§ Your goal
An image-free, exact copy of the records below is required.

§ Stored data entries
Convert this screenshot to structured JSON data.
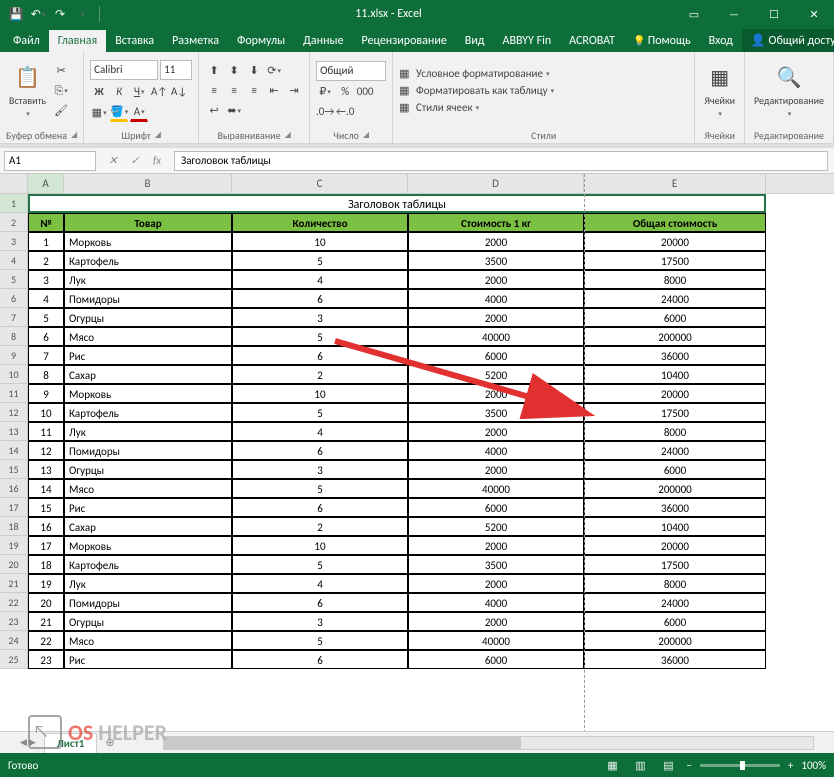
{
  "title": "11.xlsx - Excel",
  "tabs": {
    "file": "Файл",
    "home": "Главная",
    "insert": "Вставка",
    "layout": "Разметка",
    "formulas": "Формулы",
    "data": "Данные",
    "review": "Рецензирование",
    "view": "Вид",
    "abbyy": "ABBYY Fin",
    "acrobat": "ACROBAT",
    "help": "Помощь",
    "login": "Вход",
    "share": "Общий доступ"
  },
  "ribbon": {
    "clipboard": {
      "label": "Буфер обмена",
      "paste": "Вставить"
    },
    "font": {
      "label": "Шрифт",
      "name": "Calibri",
      "size": "11"
    },
    "align": {
      "label": "Выравнивание"
    },
    "number": {
      "label": "Число",
      "format": "Общий"
    },
    "styles": {
      "label": "Стили",
      "cond": "Условное форматирование",
      "table": "Форматировать как таблицу",
      "cell": "Стили ячеек"
    },
    "cells": {
      "label": "Ячейки"
    },
    "editing": {
      "label": "Редактирование"
    }
  },
  "nameBox": "A1",
  "formula": "Заголовок таблицы",
  "columns": [
    "A",
    "B",
    "C",
    "D",
    "E"
  ],
  "table": {
    "title": "Заголовок таблицы",
    "headers": {
      "n": "№",
      "product": "Товар",
      "qty": "Количество",
      "price": "Стоимость 1 кг",
      "total": "Общая стоимость"
    },
    "rows": [
      {
        "n": "1",
        "product": "Морковь",
        "qty": "10",
        "price": "2000",
        "total": "20000"
      },
      {
        "n": "2",
        "product": "Картофель",
        "qty": "5",
        "price": "3500",
        "total": "17500"
      },
      {
        "n": "3",
        "product": "Лук",
        "qty": "4",
        "price": "2000",
        "total": "8000"
      },
      {
        "n": "4",
        "product": "Помидоры",
        "qty": "6",
        "price": "4000",
        "total": "24000"
      },
      {
        "n": "5",
        "product": "Огурцы",
        "qty": "3",
        "price": "2000",
        "total": "6000"
      },
      {
        "n": "6",
        "product": "Мясо",
        "qty": "5",
        "price": "40000",
        "total": "200000"
      },
      {
        "n": "7",
        "product": "Рис",
        "qty": "6",
        "price": "6000",
        "total": "36000"
      },
      {
        "n": "8",
        "product": "Сахар",
        "qty": "2",
        "price": "5200",
        "total": "10400"
      },
      {
        "n": "9",
        "product": "Морковь",
        "qty": "10",
        "price": "2000",
        "total": "20000"
      },
      {
        "n": "10",
        "product": "Картофель",
        "qty": "5",
        "price": "3500",
        "total": "17500"
      },
      {
        "n": "11",
        "product": "Лук",
        "qty": "4",
        "price": "2000",
        "total": "8000"
      },
      {
        "n": "12",
        "product": "Помидоры",
        "qty": "6",
        "price": "4000",
        "total": "24000"
      },
      {
        "n": "13",
        "product": "Огурцы",
        "qty": "3",
        "price": "2000",
        "total": "6000"
      },
      {
        "n": "14",
        "product": "Мясо",
        "qty": "5",
        "price": "40000",
        "total": "200000"
      },
      {
        "n": "15",
        "product": "Рис",
        "qty": "6",
        "price": "6000",
        "total": "36000"
      },
      {
        "n": "16",
        "product": "Сахар",
        "qty": "2",
        "price": "5200",
        "total": "10400"
      },
      {
        "n": "17",
        "product": "Морковь",
        "qty": "10",
        "price": "2000",
        "total": "20000"
      },
      {
        "n": "18",
        "product": "Картофель",
        "qty": "5",
        "price": "3500",
        "total": "17500"
      },
      {
        "n": "19",
        "product": "Лук",
        "qty": "4",
        "price": "2000",
        "total": "8000"
      },
      {
        "n": "20",
        "product": "Помидоры",
        "qty": "6",
        "price": "4000",
        "total": "24000"
      },
      {
        "n": "21",
        "product": "Огурцы",
        "qty": "3",
        "price": "2000",
        "total": "6000"
      },
      {
        "n": "22",
        "product": "Мясо",
        "qty": "5",
        "price": "40000",
        "total": "200000"
      },
      {
        "n": "23",
        "product": "Рис",
        "qty": "6",
        "price": "6000",
        "total": "36000"
      }
    ]
  },
  "sheet": "Лист1",
  "status": {
    "ready": "Готово",
    "zoom": "100%"
  },
  "watermark": {
    "os": "OS",
    "helper": "HELPER"
  }
}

§ Answer to this task
Convert this screenshot to structured JSON data.
{
  "title": "11.xlsx - Excel",
  "tabs": {
    "file": "Файл",
    "home": "Главная",
    "insert": "Вставка",
    "layout": "Разметка",
    "formulas": "Формулы",
    "data": "Данные",
    "review": "Рецензирование",
    "view": "Вид",
    "abbyy": "ABBYY Fin",
    "acrobat": "ACROBAT",
    "help": "Помощь",
    "login": "Вход",
    "share": "Общий доступ"
  },
  "ribbon": {
    "clipboard": {
      "label": "Буфер обмена",
      "paste": "Вставить"
    },
    "font": {
      "label": "Шрифт",
      "name": "Calibri",
      "size": "11"
    },
    "align": {
      "label": "Выравнивание"
    },
    "number": {
      "label": "Число",
      "format": "Общий"
    },
    "styles": {
      "label": "Стили",
      "cond": "Условное форматирование",
      "table": "Форматировать как таблицу",
      "cell": "Стили ячеек"
    },
    "cells": {
      "label": "Ячейки"
    },
    "editing": {
      "label": "Редактирование"
    }
  },
  "nameBox": "A1",
  "formula": "Заголовок таблицы",
  "columns": [
    "A",
    "B",
    "C",
    "D",
    "E"
  ],
  "table": {
    "title": "Заголовок таблицы",
    "headers": {
      "n": "№",
      "product": "Товар",
      "qty": "Количество",
      "price": "Стоимость 1 кг",
      "total": "Общая стоимость"
    },
    "rows": [
      {
        "n": "1",
        "product": "Морковь",
        "qty": "10",
        "price": "2000",
        "total": "20000"
      },
      {
        "n": "2",
        "product": "Картофель",
        "qty": "5",
        "price": "3500",
        "total": "17500"
      },
      {
        "n": "3",
        "product": "Лук",
        "qty": "4",
        "price": "2000",
        "total": "8000"
      },
      {
        "n": "4",
        "product": "Помидоры",
        "qty": "6",
        "price": "4000",
        "total": "24000"
      },
      {
        "n": "5",
        "product": "Огурцы",
        "qty": "3",
        "price": "2000",
        "total": "6000"
      },
      {
        "n": "6",
        "product": "Мясо",
        "qty": "5",
        "price": "40000",
        "total": "200000"
      },
      {
        "n": "7",
        "product": "Рис",
        "qty": "6",
        "price": "6000",
        "total": "36000"
      },
      {
        "n": "8",
        "product": "Сахар",
        "qty": "2",
        "price": "5200",
        "total": "10400"
      },
      {
        "n": "9",
        "product": "Морковь",
        "qty": "10",
        "price": "2000",
        "total": "20000"
      },
      {
        "n": "10",
        "product": "Картофель",
        "qty": "5",
        "price": "3500",
        "total": "17500"
      },
      {
        "n": "11",
        "product": "Лук",
        "qty": "4",
        "price": "2000",
        "total": "8000"
      },
      {
        "n": "12",
        "product": "Помидоры",
        "qty": "6",
        "price": "4000",
        "total": "24000"
      },
      {
        "n": "13",
        "product": "Огурцы",
        "qty": "3",
        "price": "2000",
        "total": "6000"
      },
      {
        "n": "14",
        "product": "Мясо",
        "qty": "5",
        "price": "40000",
        "total": "200000"
      },
      {
        "n": "15",
        "product": "Рис",
        "qty": "6",
        "price": "6000",
        "total": "36000"
      },
      {
        "n": "16",
        "product": "Сахар",
        "qty": "2",
        "price": "5200",
        "total": "10400"
      },
      {
        "n": "17",
        "product": "Морковь",
        "qty": "10",
        "price": "2000",
        "total": "20000"
      },
      {
        "n": "18",
        "product": "Картофель",
        "qty": "5",
        "price": "3500",
        "total": "17500"
      },
      {
        "n": "19",
        "product": "Лук",
        "qty": "4",
        "price": "2000",
        "total": "8000"
      },
      {
        "n": "20",
        "product": "Помидоры",
        "qty": "6",
        "price": "4000",
        "total": "24000"
      },
      {
        "n": "21",
        "product": "Огурцы",
        "qty": "3",
        "price": "2000",
        "total": "6000"
      },
      {
        "n": "22",
        "product": "Мясо",
        "qty": "5",
        "price": "40000",
        "total": "200000"
      },
      {
        "n": "23",
        "product": "Рис",
        "qty": "6",
        "price": "6000",
        "total": "36000"
      }
    ]
  },
  "sheet": "Лист1",
  "status": {
    "ready": "Готово",
    "zoom": "100%"
  },
  "watermark": {
    "os": "OS",
    "helper": "HELPER"
  }
}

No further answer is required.